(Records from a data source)
+---+

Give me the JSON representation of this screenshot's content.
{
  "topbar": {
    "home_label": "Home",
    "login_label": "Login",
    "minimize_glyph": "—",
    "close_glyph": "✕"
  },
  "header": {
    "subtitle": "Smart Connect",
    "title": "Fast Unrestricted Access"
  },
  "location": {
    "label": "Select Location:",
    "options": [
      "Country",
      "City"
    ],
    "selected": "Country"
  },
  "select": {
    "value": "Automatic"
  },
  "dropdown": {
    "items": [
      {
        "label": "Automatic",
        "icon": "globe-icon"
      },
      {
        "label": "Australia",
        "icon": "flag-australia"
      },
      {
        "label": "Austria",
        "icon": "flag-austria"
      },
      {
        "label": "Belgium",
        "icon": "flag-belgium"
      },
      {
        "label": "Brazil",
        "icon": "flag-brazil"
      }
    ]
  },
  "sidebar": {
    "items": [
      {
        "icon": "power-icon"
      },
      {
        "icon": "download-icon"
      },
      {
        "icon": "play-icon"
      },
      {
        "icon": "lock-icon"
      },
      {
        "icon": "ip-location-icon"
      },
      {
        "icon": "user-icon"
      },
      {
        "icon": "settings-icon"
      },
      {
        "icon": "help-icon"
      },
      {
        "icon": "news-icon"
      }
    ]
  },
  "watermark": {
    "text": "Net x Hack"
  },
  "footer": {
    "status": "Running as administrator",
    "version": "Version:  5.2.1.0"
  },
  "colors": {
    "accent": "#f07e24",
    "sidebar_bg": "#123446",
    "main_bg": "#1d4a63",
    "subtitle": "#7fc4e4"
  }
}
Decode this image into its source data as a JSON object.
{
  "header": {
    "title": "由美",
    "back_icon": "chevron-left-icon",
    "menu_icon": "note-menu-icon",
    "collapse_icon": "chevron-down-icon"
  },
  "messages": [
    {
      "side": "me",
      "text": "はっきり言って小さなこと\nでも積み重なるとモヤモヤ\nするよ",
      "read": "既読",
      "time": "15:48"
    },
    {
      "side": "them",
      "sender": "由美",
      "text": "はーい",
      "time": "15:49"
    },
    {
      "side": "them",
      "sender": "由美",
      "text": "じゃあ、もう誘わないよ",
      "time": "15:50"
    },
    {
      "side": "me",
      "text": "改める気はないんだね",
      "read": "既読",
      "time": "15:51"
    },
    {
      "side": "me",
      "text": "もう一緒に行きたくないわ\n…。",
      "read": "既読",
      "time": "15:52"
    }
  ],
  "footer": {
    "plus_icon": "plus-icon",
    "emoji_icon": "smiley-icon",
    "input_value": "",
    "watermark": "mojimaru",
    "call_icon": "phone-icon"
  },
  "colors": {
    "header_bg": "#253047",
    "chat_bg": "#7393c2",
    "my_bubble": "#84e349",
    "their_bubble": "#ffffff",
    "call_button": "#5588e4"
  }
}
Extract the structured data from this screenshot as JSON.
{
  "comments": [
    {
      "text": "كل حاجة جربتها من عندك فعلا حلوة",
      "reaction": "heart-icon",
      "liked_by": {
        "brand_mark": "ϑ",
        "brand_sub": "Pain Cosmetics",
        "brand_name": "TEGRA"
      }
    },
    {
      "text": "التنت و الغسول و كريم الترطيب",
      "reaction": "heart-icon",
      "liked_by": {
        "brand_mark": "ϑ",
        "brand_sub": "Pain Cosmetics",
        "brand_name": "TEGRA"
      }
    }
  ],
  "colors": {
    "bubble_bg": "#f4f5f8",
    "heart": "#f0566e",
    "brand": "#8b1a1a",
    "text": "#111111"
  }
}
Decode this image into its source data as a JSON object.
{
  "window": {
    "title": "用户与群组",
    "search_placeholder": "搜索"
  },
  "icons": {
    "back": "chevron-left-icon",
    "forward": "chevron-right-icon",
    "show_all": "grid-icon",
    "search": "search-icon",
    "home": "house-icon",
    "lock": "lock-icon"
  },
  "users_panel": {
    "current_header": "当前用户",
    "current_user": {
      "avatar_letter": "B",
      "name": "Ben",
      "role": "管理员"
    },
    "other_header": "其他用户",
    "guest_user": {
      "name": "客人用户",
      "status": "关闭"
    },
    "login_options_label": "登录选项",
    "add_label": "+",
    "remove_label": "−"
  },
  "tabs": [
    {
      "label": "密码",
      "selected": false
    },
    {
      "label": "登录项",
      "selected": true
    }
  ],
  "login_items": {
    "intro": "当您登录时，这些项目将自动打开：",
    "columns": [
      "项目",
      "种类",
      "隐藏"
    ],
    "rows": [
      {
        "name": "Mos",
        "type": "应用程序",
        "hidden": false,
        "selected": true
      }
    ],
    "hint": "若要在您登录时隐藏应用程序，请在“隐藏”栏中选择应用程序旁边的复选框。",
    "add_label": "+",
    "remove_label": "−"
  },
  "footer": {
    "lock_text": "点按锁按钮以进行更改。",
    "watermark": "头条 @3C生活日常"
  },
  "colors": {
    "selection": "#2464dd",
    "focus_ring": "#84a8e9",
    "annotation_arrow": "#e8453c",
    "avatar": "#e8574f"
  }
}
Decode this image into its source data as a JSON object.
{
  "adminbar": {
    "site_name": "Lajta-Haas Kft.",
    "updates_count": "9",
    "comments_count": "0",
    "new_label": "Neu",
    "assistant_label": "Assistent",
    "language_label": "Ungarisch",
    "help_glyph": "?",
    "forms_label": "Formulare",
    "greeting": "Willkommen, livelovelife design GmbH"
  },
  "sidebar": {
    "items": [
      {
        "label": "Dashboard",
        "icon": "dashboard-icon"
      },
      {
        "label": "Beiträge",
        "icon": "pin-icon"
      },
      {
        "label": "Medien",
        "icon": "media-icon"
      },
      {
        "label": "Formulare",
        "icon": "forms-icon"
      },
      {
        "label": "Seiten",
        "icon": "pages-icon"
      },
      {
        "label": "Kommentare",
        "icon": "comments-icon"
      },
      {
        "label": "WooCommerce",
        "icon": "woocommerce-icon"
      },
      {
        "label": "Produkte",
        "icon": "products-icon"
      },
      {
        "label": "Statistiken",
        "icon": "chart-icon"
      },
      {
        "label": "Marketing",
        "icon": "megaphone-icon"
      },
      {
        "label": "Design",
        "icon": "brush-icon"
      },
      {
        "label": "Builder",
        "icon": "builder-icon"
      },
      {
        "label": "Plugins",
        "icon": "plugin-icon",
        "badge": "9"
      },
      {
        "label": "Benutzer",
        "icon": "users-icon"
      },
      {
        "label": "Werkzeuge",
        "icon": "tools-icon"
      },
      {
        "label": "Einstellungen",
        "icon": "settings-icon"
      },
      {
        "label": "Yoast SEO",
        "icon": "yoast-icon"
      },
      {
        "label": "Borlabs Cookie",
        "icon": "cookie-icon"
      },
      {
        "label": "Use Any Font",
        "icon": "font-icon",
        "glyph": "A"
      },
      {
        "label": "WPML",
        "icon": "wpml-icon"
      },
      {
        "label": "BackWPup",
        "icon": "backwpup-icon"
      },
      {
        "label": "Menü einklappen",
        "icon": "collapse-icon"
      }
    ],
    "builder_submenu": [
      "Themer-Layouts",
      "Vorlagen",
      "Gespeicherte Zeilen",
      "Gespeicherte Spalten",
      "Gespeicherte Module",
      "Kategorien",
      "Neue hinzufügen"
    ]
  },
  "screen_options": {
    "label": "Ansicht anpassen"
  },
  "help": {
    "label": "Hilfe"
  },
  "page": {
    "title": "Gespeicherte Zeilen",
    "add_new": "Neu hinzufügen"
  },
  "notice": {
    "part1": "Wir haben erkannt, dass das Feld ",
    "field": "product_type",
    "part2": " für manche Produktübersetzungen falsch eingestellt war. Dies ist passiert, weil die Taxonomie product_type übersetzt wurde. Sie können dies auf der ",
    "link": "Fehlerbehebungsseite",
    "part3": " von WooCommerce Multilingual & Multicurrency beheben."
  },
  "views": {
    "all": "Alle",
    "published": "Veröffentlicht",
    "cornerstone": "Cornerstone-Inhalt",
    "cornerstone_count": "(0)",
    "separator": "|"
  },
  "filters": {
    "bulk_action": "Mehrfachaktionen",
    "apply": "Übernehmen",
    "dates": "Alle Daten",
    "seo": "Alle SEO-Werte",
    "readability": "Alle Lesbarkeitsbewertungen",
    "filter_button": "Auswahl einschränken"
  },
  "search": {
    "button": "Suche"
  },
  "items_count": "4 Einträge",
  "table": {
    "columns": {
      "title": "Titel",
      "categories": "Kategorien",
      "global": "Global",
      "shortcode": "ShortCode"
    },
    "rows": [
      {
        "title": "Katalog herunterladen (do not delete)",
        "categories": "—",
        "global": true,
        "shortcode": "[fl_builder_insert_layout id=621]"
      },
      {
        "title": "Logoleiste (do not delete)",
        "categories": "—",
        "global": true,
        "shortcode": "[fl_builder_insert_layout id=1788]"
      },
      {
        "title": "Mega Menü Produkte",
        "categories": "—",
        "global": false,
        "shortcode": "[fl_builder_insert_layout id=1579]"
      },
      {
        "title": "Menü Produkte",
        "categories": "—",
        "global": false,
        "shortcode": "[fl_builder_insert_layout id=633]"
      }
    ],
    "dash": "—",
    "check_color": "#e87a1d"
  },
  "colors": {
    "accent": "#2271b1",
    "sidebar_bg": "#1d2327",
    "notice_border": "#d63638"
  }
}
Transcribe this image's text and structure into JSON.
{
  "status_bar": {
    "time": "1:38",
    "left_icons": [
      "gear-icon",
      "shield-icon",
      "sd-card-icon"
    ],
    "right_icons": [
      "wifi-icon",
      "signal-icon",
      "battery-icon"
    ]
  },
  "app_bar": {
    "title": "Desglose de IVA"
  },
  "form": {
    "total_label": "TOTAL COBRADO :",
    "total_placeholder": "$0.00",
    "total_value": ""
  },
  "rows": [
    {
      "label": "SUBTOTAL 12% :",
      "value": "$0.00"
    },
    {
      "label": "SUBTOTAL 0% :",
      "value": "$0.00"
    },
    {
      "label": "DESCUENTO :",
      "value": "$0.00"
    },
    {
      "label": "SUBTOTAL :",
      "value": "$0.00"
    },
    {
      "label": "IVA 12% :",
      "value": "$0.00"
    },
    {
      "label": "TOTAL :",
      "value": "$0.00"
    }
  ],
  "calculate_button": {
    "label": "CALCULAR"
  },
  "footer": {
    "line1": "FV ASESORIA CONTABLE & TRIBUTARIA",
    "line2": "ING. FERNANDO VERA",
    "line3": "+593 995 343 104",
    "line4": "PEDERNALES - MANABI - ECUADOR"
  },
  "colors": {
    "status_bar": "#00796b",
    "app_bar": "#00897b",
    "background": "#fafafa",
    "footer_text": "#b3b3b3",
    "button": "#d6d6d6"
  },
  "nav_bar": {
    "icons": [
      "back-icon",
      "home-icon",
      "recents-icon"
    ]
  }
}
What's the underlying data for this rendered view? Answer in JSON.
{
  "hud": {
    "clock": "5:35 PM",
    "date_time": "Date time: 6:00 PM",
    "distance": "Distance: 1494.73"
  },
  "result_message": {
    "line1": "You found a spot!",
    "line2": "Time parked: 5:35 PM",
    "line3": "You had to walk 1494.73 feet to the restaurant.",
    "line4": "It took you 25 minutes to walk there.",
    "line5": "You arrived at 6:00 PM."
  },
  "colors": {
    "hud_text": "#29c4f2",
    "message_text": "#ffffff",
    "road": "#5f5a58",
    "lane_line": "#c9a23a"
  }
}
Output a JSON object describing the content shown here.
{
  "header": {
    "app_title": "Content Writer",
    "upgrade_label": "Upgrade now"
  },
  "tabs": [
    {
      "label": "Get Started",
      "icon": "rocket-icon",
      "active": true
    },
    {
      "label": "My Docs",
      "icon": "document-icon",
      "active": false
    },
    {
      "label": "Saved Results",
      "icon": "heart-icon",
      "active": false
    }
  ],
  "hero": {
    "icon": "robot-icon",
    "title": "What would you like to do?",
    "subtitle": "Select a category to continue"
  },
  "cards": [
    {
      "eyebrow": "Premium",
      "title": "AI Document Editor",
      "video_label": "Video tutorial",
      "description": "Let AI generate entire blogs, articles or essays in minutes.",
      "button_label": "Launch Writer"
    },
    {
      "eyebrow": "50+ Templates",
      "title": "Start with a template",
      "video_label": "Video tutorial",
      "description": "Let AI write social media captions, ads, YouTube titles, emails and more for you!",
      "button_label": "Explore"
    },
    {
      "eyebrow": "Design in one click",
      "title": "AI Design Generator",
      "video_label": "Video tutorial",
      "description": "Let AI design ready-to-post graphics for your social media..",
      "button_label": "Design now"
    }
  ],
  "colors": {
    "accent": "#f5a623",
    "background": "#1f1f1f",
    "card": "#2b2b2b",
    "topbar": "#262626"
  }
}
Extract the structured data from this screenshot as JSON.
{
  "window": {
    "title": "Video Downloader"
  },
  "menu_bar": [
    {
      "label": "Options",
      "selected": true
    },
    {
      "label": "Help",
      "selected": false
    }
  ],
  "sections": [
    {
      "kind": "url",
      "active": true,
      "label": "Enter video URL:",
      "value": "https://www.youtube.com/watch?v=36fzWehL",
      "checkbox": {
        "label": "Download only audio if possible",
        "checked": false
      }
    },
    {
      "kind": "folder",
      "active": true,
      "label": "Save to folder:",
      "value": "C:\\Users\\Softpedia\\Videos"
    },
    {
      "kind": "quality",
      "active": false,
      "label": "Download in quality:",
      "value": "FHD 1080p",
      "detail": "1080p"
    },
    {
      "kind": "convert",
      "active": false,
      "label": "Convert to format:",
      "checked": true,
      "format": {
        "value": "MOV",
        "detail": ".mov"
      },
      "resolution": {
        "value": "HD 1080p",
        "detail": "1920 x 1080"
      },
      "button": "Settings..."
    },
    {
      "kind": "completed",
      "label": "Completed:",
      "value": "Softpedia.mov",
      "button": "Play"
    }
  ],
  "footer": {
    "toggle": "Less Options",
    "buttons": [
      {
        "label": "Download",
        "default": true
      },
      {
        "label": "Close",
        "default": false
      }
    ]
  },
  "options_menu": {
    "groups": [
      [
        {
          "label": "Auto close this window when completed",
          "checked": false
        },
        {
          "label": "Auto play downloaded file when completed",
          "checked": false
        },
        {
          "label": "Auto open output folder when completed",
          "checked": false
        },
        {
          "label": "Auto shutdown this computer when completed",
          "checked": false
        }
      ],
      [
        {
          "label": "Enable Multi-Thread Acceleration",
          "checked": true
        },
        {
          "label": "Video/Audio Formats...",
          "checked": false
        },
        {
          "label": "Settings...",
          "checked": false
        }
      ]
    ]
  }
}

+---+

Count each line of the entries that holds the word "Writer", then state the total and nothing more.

2